Health Blogs

Ovarian Cancer – Risk, Symptoms and Staging

Ovarian cancer is the third common female cancer in India with 30000 new cases every year.  Ovarian cancer happens when normal cells in the ovary change into abnormal cells and grow out of control. The ovaries are the paired organs on both sides of uterus, which contain and release woman’s eggs and hormones (estrogen& progesterone).

Risk factors of Ovarian Cancer

There are many factors that can increase your chances of developing a cancer. Here are some of them-

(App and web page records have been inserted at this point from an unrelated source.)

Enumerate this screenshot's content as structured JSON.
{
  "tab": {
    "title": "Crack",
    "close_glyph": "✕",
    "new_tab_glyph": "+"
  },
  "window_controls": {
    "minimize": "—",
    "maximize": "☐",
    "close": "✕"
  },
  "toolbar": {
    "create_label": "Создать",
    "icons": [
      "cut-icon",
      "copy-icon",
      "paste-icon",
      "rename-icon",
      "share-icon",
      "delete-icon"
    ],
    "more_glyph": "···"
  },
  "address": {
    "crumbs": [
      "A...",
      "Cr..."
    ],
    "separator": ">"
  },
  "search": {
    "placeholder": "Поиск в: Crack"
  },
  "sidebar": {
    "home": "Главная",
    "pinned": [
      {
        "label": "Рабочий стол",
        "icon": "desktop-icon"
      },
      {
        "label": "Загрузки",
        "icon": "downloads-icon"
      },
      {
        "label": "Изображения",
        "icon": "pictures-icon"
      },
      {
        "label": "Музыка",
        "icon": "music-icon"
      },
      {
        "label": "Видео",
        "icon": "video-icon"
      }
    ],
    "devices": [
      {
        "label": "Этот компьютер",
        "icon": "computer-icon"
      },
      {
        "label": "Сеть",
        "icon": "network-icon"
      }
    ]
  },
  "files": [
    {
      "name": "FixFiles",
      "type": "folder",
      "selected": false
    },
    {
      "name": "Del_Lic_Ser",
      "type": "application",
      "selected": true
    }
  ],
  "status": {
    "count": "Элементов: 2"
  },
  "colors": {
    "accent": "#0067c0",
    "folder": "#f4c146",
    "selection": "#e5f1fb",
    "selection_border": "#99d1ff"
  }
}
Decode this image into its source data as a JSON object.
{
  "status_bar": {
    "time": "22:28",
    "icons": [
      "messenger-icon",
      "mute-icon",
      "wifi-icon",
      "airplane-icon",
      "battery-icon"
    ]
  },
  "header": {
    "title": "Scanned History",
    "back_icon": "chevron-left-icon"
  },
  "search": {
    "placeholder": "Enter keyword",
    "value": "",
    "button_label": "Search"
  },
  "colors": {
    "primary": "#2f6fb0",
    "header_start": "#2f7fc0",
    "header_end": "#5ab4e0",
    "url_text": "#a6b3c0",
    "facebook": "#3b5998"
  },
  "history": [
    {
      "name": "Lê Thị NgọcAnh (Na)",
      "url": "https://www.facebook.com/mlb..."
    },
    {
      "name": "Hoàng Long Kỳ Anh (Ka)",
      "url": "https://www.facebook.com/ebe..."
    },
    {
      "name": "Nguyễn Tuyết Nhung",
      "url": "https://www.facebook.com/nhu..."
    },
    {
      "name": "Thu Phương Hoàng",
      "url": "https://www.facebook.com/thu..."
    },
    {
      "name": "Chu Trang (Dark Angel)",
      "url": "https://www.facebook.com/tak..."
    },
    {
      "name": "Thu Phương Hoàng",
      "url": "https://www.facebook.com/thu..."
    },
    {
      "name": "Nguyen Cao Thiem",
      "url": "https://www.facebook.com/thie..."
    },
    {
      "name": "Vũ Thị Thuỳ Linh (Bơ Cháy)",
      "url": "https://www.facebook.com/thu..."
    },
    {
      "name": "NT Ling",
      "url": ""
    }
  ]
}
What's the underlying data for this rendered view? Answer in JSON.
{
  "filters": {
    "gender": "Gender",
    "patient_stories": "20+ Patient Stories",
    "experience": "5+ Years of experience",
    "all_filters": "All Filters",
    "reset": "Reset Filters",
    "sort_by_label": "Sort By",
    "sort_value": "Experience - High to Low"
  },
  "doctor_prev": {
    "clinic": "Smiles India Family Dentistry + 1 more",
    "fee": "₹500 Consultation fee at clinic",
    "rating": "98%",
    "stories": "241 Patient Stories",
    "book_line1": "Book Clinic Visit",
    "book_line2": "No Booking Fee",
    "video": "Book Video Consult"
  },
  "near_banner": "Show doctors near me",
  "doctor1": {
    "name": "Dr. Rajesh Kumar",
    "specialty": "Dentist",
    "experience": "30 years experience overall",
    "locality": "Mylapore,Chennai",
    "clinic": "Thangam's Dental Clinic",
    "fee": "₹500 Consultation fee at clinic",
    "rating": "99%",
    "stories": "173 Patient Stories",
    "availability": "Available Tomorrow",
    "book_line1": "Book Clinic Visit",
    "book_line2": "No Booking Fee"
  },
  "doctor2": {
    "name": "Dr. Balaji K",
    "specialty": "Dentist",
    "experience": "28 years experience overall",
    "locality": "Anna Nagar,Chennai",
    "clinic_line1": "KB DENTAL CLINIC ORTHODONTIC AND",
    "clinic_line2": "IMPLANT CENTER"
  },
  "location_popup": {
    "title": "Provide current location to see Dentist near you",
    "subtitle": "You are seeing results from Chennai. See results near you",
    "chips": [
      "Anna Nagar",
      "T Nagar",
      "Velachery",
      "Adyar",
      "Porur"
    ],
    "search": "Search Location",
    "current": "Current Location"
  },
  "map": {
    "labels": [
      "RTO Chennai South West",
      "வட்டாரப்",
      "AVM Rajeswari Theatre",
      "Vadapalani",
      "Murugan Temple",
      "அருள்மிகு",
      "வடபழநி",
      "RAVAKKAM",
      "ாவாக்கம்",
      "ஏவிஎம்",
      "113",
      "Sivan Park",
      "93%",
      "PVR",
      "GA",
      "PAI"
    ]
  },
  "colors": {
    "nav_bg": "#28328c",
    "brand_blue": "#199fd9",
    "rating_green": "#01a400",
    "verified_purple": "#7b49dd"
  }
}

  1. Age-Ovarian cancer occurs most often in women ages 50 to 65.
  2. Familial-sometimes runs in families in 15-20 per cent of cases due to inherited faulty gene BRCA1 or BRCA2. These women have a higher risk of developing breast and/or ovarian cancer than others.
  3. Obesity
  4. Hormone Pills (estrogen alone HRT)
  5. Smoking
  6. Polycystic ovary disease (PCOD) affects millions of women worldwide; however, at this stage there is no strong evidence to suggest that having PCOD increases the risk of developing ovarian cancer.

Symptoms of Ovarian Cancer

Ovarian cancer is called as silent killer because women might not notice their symptoms and by the time symptoms come it is already spread widely. Also, there are no robust screening tests to diagnose this cancer at an early stage. Some of the symptoms of ovarian cancer can include:

  • Your stomach (abdomen) getting bigger
  • Feeling bloated or having stomach pain
  • Feeling full or having trouble eating or early satiety
  • Needing to urinate often or constipation

Staging

The way in which doctors find out the cancer spread is the staging process. It is done by the following tests

  • Ultrasound or CT scan – These tests create images of the inside of the body and can show abnormal growths.
  • Blood tests – There are several blood tests that can help diagnose ovarian cancer. One is the “CA 125” blood test.

Unlike other diseases cancer is not diagnosed early as there are not many symptoms especially for deep organs like ovaries. By the time it is diagnosed it is very late and advanced. So be vigilant, be close to your health care giver and regular check-ups before it is too late.